## WHAT TO DO
Take every line in the entries that includes the word "Créer" and copy it.

[Data about app and page elements]
━━━━━━━━
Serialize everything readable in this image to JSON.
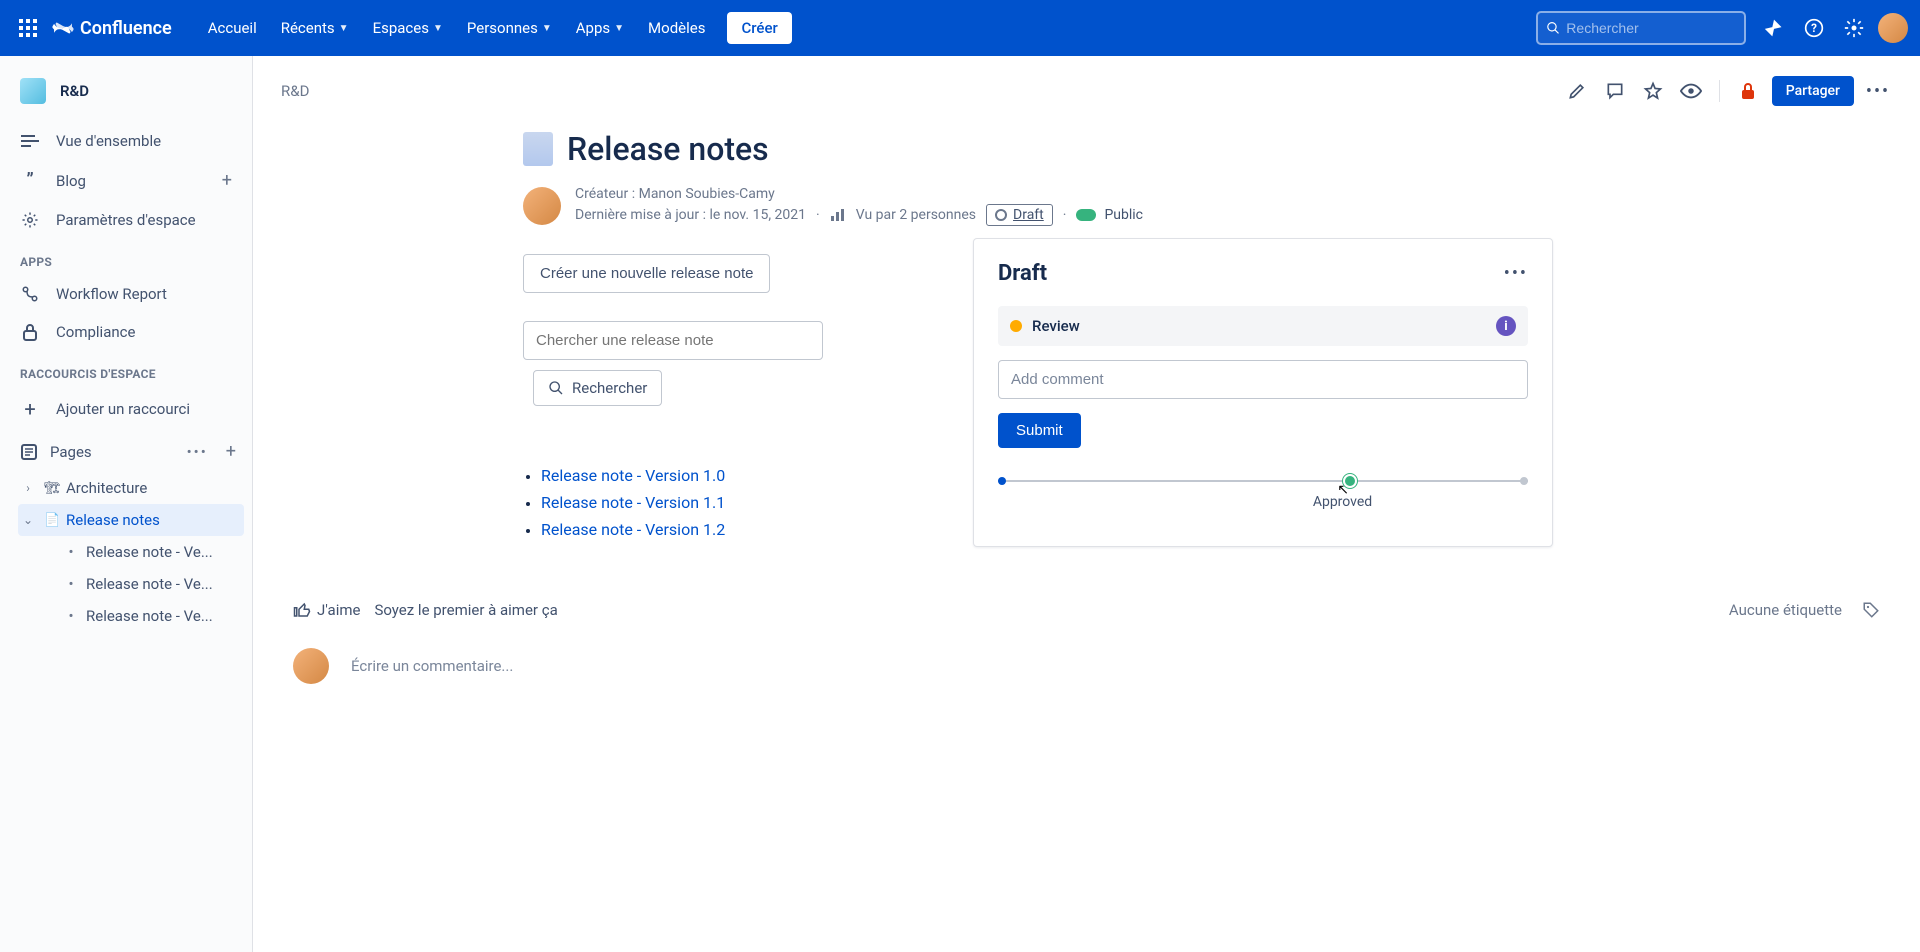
{
  "nav": {
    "product": "Confluence",
    "items": [
      "Accueil",
      "Récents",
      "Espaces",
      "Personnes",
      "Apps",
      "Modèles"
    ],
    "create": "Créer",
    "search_placeholder": "Rechercher"
  },
  "sidebar": {
    "space": "R&D",
    "overview": "Vue d'ensemble",
    "blog": "Blog",
    "settings": "Paramètres d'espace",
    "apps_label": "APPS",
    "apps": [
      "Workflow Report",
      "Compliance"
    ],
    "shortcuts_label": "RACCOURCIS D'ESPACE",
    "add_shortcut": "Ajouter un raccourci",
    "pages_label": "Pages",
    "tree": {
      "architecture": "Architecture",
      "release_notes": "Release notes",
      "children": [
        "Release note - Ve...",
        "Release note - Ve...",
        "Release note - Ve..."
      ]
    }
  },
  "page": {
    "breadcrumb": "R&D",
    "share": "Partager",
    "title": "Release notes",
    "creator_label": "Créateur :",
    "creator": "Manon Soubies-Camy",
    "updated_label": "Dernière mise à jour :",
    "updated": "le nov. 15, 2021",
    "views": "Vu par 2 personnes",
    "status": "Draft",
    "visibility": "Public",
    "create_note": "Créer une nouvelle release note",
    "search_placeholder": "Chercher une release note",
    "search_action": "Rechercher",
    "notes": [
      "Release note - Version 1.0",
      "Release note - Version 1.1",
      "Release note - Version 1.2"
    ]
  },
  "workflow": {
    "title": "Draft",
    "review": "Review",
    "comment_placeholder": "Add comment",
    "submit": "Submit",
    "approved": "Approved"
  },
  "footer": {
    "like": "J'aime",
    "like_prompt": "Soyez le premier à aimer ça",
    "no_labels": "Aucune étiquette",
    "comment_placeholder": "Écrire un commentaire..."
  }
}
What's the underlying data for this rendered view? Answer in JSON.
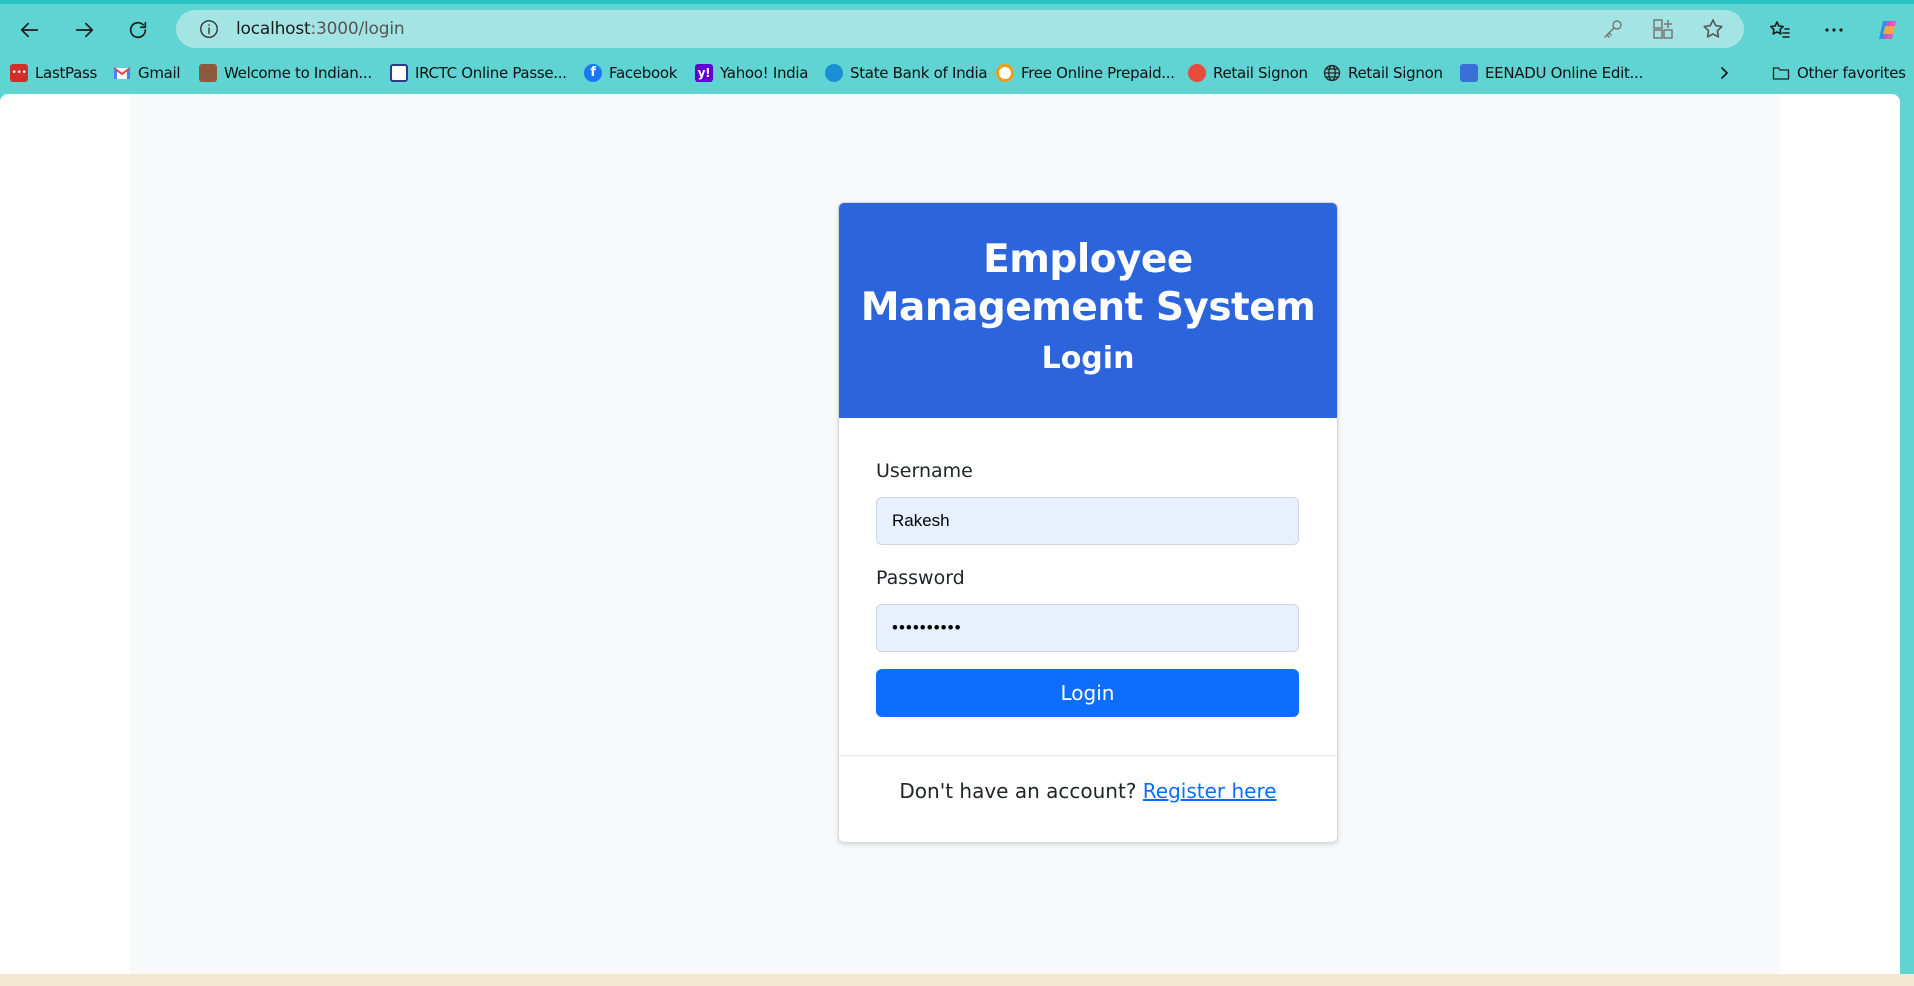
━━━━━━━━
## FINAL ANSWER
    "create": "Créer",
    "create_note": "Créer une nouvelle release note",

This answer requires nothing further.